"She is seen by those on the far left, many speaking up last night, as not sufficiently for criminal justice reform. She locked up over 1,500 people or so on marijuana charges, and by others who are for public safety and law and order, she is seen as somebody who is soft on some of those criminals," the White House official added. "And so, I think she has a very mixed record there that people will dig into."

Allies of the president have sought to cast Democrats as weak on the issue of "law and order" as protests over the death of George Floyd, a Black man who died in Minneapolis police custody, have continued in cities across the country for months.

Many activists have pressed lawmakers to shift resources away from policing to social welfare programs, while President TrumpDonald John TrumpSteele Dossier sub-source was subject of FBI counterintelligence probe Pelosi slams Trump executive order on pre-existing conditions: It 'isn't worth the paper it's signed on' Trump 'no longer angry' at Romney because of Supreme Court stance MORE has sought to link calls to defund or abolish police departments to his Democratic opponent.

Conway's comments come a day after Joe BidenJoe BidenPelosi slams Trump executive order on pre-existing conditions: It 'isn't worth the paper it's signed on' Hillicon Valley: Subpoenas for Facebook, Google and Twitter on the cards | Wray rebuffs mail-in voting conspiracies | Reps. raise mass surveillance concerns Fox News poll: Biden ahead of Trump in Nevada, Pennsylvania and Ohio MORE's running mate announcement and following months of speculation over who the presumptive Democratic nominee would select to take on Trump and Vice President Pence.

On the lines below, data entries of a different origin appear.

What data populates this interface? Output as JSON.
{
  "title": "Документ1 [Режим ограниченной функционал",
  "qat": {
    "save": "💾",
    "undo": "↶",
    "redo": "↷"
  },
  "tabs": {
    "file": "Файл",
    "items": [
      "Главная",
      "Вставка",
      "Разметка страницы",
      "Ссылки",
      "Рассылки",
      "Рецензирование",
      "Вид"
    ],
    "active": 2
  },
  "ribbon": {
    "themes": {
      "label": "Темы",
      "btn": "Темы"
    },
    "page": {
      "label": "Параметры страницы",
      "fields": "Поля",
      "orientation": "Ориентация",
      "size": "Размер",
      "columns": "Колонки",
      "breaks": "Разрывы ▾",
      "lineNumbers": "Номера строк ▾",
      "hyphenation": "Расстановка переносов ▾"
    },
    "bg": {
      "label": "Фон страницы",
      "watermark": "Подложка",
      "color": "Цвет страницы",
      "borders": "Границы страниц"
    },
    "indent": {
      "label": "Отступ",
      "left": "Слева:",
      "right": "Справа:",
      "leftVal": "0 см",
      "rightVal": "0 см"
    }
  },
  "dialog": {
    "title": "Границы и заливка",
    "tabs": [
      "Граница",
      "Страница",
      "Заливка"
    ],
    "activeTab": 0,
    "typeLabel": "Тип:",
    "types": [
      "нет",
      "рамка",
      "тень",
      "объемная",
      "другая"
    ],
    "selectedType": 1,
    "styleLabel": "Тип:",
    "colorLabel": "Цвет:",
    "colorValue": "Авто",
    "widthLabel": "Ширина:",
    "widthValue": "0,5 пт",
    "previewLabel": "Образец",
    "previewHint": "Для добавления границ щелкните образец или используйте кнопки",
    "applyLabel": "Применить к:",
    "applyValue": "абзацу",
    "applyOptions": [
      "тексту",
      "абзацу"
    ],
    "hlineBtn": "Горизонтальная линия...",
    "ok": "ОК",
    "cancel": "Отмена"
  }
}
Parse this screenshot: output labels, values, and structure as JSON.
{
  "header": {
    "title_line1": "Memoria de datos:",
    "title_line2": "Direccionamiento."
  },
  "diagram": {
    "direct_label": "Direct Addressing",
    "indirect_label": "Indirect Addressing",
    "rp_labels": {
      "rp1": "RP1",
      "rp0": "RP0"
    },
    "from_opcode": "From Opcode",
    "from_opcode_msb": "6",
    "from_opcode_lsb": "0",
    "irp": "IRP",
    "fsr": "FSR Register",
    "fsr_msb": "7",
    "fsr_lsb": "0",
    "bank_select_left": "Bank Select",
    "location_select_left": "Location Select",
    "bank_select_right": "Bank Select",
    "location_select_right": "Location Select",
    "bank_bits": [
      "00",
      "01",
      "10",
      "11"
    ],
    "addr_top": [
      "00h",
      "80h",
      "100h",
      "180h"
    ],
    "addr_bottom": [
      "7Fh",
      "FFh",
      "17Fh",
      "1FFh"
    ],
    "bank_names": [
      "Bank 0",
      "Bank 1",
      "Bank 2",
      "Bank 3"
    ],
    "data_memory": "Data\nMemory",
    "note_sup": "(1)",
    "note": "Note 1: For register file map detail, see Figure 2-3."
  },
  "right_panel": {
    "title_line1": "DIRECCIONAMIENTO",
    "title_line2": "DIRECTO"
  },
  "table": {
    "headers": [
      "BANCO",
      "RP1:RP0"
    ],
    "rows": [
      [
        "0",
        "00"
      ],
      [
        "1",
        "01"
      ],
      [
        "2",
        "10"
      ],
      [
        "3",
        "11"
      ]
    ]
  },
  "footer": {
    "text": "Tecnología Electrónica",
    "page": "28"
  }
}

Harris previously ran for president in the 2020 Democratic primary, but dropped out before votes were cast in Iowa and New Hampshire.